Using these voices from the ground, NTUC can then better examine how unions, associations and its social enterprises can evolve to meet the needs of a new generation and future Singaporeans. In particular, NTUC wants to understand the key enablers to help workers succeed in their careers, the assurances workers need as they progress through different life stages, and the protections that are necessary for vulnerable workers.
Doing more, Doing Together
In the #EveryWorkerMatters Conversations, NTUC calls for all the working people in Singapore to actively seed their views and ideas to flesh out Singapore’s desired future of work. It can only be possible if every worker does their part. In the discussions, there will be honest discussions on the trade-offs and sacrifices each worker is willing to make for the betterment of Singapore.
NTUC has pledged to champion workers, fighting for better wages, welfare, and work prospects.
Future: Refreshment of the Workers’ Compact
With the unpredictable geopolitical situation and lingering Covid-19 in the foreground, Singapore’s economy can be at an “inflexion point.” Therefore, Singapore needs to remain open and connected to the international economy. Still, as we do so, we become more vulnerable to changes in geopolitics, advances in technology and competition from abroad.
Singapore’s demographics and workforce profiles continue to change. Our population is ageing, and our birth rates are falling. How can we find innovative ways to sustain our workforce while safeguarding the interests of Singaporeans? In addition, several jobs that used to exist have become/will become obsolete with technological advancements and mechanisation. How can we continue to ensure the livelihoods of all Singaporeans amidst these confusing, simultaneous changes that can be deeply unsettling for some of us?
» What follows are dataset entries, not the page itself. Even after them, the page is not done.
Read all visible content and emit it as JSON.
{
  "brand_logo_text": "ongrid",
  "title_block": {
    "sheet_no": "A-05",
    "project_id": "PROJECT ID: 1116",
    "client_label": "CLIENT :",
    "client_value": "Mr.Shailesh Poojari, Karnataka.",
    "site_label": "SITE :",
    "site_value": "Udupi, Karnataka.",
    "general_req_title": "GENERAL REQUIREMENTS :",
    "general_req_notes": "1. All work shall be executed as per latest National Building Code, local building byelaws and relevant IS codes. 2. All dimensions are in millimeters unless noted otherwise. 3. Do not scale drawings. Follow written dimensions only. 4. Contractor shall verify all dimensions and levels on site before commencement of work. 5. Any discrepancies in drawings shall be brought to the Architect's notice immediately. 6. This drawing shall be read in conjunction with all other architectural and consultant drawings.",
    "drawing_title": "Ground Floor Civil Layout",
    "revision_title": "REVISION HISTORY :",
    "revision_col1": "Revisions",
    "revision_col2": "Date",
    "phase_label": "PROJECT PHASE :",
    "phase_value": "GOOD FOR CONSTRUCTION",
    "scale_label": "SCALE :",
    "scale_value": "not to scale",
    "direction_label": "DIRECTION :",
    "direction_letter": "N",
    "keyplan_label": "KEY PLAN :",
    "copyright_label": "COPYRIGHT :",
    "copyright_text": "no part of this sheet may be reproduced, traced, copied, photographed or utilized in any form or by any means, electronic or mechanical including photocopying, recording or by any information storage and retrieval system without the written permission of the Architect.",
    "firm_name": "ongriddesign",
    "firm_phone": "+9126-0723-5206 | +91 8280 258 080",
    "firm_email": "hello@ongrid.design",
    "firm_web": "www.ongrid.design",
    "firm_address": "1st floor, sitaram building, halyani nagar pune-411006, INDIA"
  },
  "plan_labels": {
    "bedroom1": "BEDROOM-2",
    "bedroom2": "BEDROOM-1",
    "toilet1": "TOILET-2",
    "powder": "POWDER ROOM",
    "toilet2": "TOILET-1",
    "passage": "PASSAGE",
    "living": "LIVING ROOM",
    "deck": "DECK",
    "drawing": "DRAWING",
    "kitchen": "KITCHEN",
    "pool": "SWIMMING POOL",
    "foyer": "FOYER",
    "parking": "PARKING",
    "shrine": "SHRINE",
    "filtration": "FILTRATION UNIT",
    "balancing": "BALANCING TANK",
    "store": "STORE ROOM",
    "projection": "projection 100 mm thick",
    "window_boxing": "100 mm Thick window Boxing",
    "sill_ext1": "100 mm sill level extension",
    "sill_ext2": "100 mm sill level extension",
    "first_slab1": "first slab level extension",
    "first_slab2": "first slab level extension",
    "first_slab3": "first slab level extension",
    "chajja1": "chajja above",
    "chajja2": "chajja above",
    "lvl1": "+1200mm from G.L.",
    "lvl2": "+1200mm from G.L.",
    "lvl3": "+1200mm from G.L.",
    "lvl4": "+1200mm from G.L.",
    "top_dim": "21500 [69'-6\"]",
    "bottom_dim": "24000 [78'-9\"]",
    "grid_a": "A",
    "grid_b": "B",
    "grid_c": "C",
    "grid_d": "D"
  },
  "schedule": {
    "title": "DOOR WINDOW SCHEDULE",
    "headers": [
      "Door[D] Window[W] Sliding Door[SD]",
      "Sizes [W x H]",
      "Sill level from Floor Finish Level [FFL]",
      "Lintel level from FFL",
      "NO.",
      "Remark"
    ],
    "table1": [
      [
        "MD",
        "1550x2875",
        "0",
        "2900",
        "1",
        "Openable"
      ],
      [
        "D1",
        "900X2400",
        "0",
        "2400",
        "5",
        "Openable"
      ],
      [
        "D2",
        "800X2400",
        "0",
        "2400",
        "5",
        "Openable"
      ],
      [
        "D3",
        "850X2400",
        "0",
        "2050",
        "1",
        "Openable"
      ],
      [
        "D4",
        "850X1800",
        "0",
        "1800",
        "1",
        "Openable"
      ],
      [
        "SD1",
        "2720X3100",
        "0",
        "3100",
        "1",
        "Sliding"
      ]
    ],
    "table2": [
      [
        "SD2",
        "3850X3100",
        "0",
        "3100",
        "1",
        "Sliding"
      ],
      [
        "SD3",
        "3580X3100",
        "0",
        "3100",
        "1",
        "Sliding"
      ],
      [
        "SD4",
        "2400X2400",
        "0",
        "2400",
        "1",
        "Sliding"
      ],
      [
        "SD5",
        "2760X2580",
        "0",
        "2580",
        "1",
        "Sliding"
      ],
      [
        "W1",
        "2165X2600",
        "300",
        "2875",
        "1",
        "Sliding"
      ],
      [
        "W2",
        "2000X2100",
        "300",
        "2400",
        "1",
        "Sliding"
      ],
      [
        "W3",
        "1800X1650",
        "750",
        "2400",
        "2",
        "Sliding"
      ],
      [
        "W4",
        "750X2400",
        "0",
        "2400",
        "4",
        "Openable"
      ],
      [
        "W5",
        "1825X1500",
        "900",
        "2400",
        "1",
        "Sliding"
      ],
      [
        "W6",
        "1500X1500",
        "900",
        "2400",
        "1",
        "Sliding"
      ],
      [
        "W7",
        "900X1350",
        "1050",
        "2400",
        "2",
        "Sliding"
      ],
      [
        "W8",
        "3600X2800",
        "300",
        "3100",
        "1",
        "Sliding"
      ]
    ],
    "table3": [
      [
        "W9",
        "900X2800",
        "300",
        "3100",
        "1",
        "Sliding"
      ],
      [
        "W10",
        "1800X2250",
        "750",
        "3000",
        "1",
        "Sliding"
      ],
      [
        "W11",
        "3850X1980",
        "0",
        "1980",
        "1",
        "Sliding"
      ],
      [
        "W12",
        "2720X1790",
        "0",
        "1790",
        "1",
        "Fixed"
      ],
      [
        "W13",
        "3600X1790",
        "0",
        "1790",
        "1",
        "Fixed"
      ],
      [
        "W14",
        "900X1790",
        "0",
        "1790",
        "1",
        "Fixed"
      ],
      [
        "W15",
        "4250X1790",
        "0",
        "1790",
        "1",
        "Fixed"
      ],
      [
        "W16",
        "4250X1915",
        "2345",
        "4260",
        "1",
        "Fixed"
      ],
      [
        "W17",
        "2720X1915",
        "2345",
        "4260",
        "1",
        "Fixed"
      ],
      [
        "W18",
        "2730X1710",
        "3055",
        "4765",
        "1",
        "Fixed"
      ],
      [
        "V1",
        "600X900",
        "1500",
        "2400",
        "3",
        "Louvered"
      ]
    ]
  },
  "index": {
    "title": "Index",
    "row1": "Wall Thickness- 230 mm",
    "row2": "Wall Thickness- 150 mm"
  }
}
Decades of economic prosperity have unfortunately moved NTUC to the background — and as a result, the newer generations of Singaporeans are less familiar with NTUC’s contributions and significance. Moreover, Covid-19 has exacerbated anxieties over livelihoods and the future, which makes this (almost) post-Covid-19 period a timely juncture to hold these conversations.
In the same vein as the “Modernisation Seminar” in 1969, the #EveryWorkerMatters Conversations in 2022 aims to relook at how NTUC and the Labour Movement can remain relevant to the working people of Singapore amidst an increasingly tumultuous world and hereafter refresh the workers’ compact.